Website and app data records:
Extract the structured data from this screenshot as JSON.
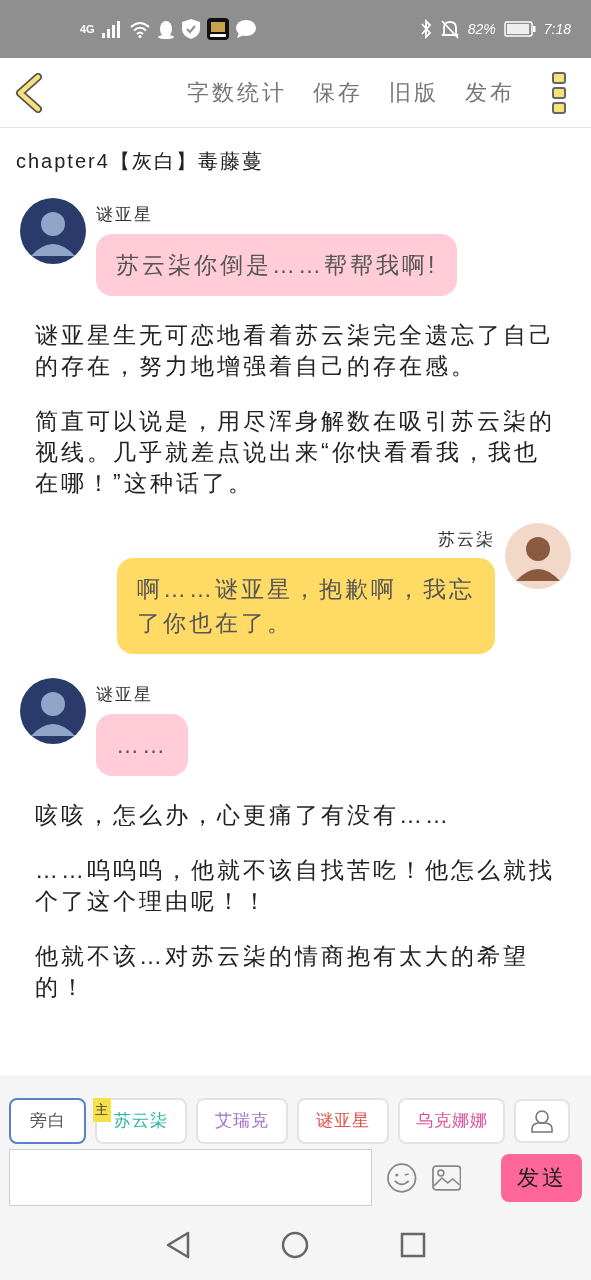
{
  "status_bar": {
    "network": "4G",
    "battery": "82%",
    "time": "7:18"
  },
  "toolbar": {
    "actions": [
      "字数统计",
      "保存",
      "旧版",
      "发布"
    ]
  },
  "chapter_title": "chapter4【灰白】毒藤蔓",
  "items": [
    {
      "kind": "incoming",
      "speaker": "谜亚星",
      "text": "苏云柒你倒是……帮帮我啊!",
      "color": "#ffccd8"
    },
    {
      "kind": "narration",
      "text": "谜亚星生无可恋地看着苏云柒完全遗忘了自己的存在，努力地增强着自己的存在感。"
    },
    {
      "kind": "narration",
      "text": "简直可以说是，用尽浑身解数在吸引苏云柒的视线。几乎就差点说出来“你快看看我，我也在哪！”这种话了。"
    },
    {
      "kind": "outgoing",
      "speaker": "苏云柒",
      "text": "啊……谜亚星，抱歉啊，我忘了你也在了。",
      "color": "#ffdb66"
    },
    {
      "kind": "incoming",
      "speaker": "谜亚星",
      "text": "……",
      "color": "#ffccd8"
    },
    {
      "kind": "narration",
      "text": "咳咳，怎么办，心更痛了有没有……"
    },
    {
      "kind": "narration",
      "text": "……呜呜呜，他就不该自找苦吃！他怎么就找个了这个理由呢！！"
    },
    {
      "kind": "narration",
      "text": "他就不该…对苏云柒的情商抱有太大的希望的！"
    }
  ],
  "roles": [
    {
      "label": "旁白",
      "selected": true,
      "color": "#555555"
    },
    {
      "label": "苏云柒",
      "selected": false,
      "color": "#2bb5a0",
      "badge": "主"
    },
    {
      "label": "艾瑞克",
      "selected": false,
      "color": "#a070d0"
    },
    {
      "label": "谜亚星",
      "selected": false,
      "color": "#e0504a"
    },
    {
      "label": "乌克娜娜",
      "selected": false,
      "color": "#e0509a"
    }
  ],
  "send_button": "发送"
}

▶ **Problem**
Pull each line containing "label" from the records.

▶ **Response area**
      "label": "旁白",
      "label": "苏云柒",
      "label": "艾瑞克",
      "label": "谜亚星",
      "label": "乌克娜娜",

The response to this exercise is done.